■ SUPPLIED DATA ■

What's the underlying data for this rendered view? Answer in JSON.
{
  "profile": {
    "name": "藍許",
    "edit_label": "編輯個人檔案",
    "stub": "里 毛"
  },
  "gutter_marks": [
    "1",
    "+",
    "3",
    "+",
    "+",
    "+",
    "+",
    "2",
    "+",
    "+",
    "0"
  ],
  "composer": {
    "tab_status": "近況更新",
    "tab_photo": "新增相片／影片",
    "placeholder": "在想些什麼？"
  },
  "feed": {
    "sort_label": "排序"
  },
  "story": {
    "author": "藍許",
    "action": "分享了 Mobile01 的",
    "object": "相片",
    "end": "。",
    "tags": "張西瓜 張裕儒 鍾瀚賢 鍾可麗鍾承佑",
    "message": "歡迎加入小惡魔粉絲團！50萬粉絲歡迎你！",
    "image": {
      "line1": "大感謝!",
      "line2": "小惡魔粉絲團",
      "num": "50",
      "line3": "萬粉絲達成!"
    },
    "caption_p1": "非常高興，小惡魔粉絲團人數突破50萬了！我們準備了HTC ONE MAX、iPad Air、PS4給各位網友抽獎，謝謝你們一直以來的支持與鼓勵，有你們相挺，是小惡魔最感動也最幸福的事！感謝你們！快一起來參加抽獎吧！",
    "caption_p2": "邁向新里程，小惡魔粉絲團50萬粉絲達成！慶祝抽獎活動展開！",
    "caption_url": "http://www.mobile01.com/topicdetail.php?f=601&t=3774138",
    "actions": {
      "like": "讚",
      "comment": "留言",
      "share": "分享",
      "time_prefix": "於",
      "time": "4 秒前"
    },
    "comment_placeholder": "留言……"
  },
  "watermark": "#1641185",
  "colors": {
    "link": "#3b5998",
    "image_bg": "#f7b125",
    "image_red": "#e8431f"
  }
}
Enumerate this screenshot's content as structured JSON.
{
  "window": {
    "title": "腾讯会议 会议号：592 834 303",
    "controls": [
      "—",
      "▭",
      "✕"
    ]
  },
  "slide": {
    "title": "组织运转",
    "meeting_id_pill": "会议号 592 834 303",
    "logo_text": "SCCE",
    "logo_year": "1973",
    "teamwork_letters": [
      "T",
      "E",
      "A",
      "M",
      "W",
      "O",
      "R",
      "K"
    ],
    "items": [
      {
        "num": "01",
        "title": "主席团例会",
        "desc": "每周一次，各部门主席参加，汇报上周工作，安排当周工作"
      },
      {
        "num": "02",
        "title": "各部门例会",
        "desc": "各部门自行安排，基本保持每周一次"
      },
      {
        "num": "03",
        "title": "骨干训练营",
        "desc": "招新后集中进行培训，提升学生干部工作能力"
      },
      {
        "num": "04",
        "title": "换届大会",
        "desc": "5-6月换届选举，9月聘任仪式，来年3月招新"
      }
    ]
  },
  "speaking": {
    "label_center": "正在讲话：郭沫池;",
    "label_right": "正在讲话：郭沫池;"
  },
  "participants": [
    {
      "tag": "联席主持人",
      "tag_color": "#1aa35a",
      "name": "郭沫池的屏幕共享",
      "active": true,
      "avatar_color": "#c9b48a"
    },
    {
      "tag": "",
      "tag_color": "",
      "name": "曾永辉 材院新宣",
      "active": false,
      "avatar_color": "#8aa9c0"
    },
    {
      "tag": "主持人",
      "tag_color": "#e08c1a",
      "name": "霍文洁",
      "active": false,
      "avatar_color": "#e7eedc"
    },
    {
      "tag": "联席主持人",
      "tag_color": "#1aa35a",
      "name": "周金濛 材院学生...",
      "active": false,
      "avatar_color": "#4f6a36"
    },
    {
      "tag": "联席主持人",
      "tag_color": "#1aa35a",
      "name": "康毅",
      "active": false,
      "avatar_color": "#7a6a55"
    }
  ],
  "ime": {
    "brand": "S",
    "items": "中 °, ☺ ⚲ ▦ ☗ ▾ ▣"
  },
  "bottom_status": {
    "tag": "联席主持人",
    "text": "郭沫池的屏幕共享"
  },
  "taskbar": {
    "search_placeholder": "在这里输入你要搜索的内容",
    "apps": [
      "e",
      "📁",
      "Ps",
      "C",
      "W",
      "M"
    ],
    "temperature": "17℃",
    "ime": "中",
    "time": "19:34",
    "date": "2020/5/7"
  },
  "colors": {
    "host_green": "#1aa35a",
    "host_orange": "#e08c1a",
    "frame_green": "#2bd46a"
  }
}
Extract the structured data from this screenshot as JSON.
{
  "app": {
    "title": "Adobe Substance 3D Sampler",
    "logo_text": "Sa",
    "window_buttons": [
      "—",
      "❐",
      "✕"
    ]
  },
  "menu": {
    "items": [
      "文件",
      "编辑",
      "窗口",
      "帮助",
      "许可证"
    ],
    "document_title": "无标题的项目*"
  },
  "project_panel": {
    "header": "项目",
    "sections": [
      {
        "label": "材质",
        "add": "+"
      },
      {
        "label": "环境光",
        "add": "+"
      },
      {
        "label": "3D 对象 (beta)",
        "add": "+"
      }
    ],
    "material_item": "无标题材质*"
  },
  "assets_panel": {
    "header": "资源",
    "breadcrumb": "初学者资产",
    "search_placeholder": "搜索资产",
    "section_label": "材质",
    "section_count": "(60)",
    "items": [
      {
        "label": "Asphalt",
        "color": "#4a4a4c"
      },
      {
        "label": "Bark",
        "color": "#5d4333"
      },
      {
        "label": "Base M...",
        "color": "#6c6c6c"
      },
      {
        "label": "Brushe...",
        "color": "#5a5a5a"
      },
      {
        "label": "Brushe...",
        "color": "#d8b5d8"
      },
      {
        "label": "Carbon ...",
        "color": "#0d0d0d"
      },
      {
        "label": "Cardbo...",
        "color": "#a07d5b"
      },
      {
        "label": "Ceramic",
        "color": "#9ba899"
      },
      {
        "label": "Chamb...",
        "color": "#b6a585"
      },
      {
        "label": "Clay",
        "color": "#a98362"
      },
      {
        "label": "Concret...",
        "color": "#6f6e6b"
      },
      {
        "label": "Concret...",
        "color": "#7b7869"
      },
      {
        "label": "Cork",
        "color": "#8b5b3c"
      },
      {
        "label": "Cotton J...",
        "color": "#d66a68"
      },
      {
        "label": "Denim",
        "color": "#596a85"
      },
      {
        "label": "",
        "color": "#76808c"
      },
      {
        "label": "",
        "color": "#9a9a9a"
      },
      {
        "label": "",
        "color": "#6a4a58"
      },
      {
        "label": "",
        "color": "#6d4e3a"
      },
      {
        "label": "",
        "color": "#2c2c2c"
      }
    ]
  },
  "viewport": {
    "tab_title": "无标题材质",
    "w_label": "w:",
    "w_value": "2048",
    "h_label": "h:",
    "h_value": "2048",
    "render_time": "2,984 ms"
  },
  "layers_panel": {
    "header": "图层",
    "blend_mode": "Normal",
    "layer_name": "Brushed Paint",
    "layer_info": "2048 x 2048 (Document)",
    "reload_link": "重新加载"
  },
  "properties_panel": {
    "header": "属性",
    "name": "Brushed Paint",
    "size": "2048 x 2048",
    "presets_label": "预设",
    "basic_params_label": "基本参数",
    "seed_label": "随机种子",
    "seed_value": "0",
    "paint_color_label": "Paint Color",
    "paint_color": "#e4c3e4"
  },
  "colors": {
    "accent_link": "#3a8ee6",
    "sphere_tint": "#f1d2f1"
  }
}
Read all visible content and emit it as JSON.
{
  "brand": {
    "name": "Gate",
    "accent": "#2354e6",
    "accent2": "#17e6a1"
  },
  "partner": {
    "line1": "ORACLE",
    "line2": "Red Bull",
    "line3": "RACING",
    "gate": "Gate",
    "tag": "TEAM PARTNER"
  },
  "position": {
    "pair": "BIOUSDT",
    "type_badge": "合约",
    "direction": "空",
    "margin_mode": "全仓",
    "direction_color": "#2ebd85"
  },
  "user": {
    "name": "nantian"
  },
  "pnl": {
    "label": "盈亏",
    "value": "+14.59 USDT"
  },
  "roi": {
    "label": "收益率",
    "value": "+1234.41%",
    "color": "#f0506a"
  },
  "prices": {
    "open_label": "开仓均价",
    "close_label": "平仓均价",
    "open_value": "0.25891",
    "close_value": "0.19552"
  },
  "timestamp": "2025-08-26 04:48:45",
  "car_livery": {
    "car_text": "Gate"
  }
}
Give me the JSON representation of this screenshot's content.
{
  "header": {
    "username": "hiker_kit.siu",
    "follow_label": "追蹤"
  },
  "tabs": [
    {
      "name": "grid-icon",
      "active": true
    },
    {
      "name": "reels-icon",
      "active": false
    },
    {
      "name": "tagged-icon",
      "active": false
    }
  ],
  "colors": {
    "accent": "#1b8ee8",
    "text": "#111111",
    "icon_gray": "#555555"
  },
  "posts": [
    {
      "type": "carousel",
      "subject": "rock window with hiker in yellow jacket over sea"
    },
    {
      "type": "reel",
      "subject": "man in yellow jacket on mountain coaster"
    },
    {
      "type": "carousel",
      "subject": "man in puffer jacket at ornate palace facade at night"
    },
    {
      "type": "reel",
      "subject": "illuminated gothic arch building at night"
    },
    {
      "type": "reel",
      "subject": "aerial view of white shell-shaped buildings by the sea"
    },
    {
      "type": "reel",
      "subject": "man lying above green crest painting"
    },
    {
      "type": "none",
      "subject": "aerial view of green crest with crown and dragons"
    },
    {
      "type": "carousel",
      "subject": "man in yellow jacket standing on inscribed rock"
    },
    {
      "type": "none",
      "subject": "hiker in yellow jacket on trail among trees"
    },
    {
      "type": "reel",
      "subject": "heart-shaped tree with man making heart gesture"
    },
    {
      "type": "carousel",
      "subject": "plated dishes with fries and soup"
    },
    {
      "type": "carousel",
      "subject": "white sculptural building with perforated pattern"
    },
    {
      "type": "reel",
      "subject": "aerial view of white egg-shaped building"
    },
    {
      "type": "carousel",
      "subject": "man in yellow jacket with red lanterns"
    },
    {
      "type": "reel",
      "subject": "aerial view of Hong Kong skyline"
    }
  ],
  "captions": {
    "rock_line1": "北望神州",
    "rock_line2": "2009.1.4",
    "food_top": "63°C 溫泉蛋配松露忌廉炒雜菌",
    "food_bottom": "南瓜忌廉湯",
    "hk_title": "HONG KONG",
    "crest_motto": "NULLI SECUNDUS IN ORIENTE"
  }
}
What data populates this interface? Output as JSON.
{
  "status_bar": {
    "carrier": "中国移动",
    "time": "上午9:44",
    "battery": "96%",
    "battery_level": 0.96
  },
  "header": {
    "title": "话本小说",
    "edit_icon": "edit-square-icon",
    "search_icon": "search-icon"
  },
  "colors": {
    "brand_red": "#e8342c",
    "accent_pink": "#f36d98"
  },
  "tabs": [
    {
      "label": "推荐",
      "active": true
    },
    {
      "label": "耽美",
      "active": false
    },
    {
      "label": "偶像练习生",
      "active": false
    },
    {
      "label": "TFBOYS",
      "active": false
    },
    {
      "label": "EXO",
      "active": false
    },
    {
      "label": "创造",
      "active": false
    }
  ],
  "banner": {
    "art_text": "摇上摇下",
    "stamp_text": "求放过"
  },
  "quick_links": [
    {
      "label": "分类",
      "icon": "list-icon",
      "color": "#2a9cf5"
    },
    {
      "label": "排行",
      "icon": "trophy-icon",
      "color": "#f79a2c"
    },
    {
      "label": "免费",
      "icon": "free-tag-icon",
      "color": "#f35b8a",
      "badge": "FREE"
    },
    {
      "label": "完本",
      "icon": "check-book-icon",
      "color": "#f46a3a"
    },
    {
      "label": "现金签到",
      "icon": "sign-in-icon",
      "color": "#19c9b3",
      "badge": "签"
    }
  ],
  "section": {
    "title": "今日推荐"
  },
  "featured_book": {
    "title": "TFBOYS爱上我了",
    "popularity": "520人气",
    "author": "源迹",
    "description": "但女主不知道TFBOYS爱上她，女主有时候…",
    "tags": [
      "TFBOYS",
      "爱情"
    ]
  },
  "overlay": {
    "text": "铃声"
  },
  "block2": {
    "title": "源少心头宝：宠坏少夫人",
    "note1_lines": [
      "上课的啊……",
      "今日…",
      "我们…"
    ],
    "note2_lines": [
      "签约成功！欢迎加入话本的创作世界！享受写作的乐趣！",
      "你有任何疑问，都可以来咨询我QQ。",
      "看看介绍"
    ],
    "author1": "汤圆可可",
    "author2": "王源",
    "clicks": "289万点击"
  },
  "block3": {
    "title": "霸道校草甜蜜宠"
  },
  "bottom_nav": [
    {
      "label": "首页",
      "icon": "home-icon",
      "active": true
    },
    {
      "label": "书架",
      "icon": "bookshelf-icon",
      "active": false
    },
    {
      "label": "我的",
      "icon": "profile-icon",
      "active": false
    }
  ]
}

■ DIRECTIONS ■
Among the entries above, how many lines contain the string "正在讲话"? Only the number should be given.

■ SOLVED EXERCISE ■
2